Founded during the Roman Times under the name of Pistoria, it was meant to be a place to stop at and rest for the Roman army who was fighting against the Ligures to rule over the North-western area of Italy. In fact the name Pistoria refers to the bakeries where Roman soldiers were used to eat: today local bakers recount this ancient tradition with joy and proud.

Many centuries later, Pistoia became part of Lombards and Franks belongings: ultimately it was ruled by the Republic of Florence’s authorities. However, this is exactly when Pistoia became a flourishing political and cultural centre, a travel destination for artists and poets who adorned the town.

Today, Pistoia still keeps its medieval appearance which makes its atmosphere fascinating and unique: this is why it is among the recommended cities for Florence Day Trips.

In Pistoia, culinary traditions, tastes and flavours were handed down for generations so you cannot miss the chance to discover Pistoia through its tasty dishes, like the Carcerato Soup.

Check out below to discover Pistoia’s highlights and its most typical dish.


What to see in Pistoia

Located in a valley at just 1 hour driving from Florence, Pistoia is well connected both by the highway and by train. Its must sees are all located in the city center within walkable distance.

Start from the lovely Piazza del Duomo, where there are the headquarters of religious, political and legal power. The impressive Pistoia Cathedral, which probably dates back to the X Century, has been built in Romanesque style and it is provided with a Bell Tower and a Baptistery. Later, it was adorned with Renaissance and Baroque decorations too. The Cathedral is home to the silver altar dedicated to St. Jacopo: many artists worked on this project and even Filippo Brunelleschi, who built Florence Cathedral’s Dome too. The entrance to the Cathedral is free and it is open every day.

Another must see is certainly the Baptistery built and decorated in Gothic style with white and green marbles from Carrara and Prato. Again, you can visit the Baptistery for free.

If your aim is to experience the medieval atmosphere of the town, take a short walk along Via della Torre, located just a few steps away from the Cathedral. This is one of oldest streets of Pistoia, covered here and there with brick red arches.


Taste the Carcerato Soup: a typical Pistoia dish

As many Tuscan specialties, the Carcerato soup is made of simple ingredients: in fact it was originally meant for prisoners.

Many centuries ago in Pistoia, the jail was surrounded by slaughterhouses with meat scrap at a low price.
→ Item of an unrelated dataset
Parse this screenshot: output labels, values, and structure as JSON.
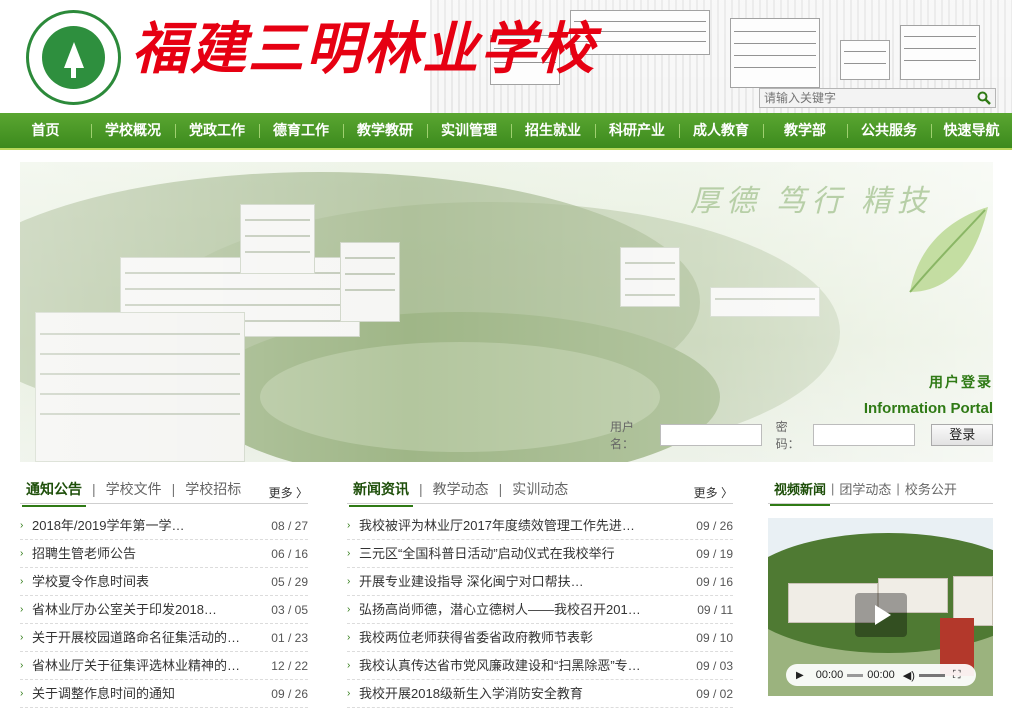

Since they were very common and easy to find, chefs created a soup recipe made of scrap, stale, cheese and pepper.

To prepare the Carcerato Soup, boil the steer scrap for about 10 minutes. Then, mix together with carrot, oil and onion and cook for 3 hours on low heat.

Finally, put the sliced bread in a pan and pour over the soup, cooking for 45 minutes more.

Today, you can taste Carcerato Soup only in some local Trattoria because it takes a long time to be cooked. Among the recommended ones, we can name Trattoria La Bettola near Pistoia Cathedral.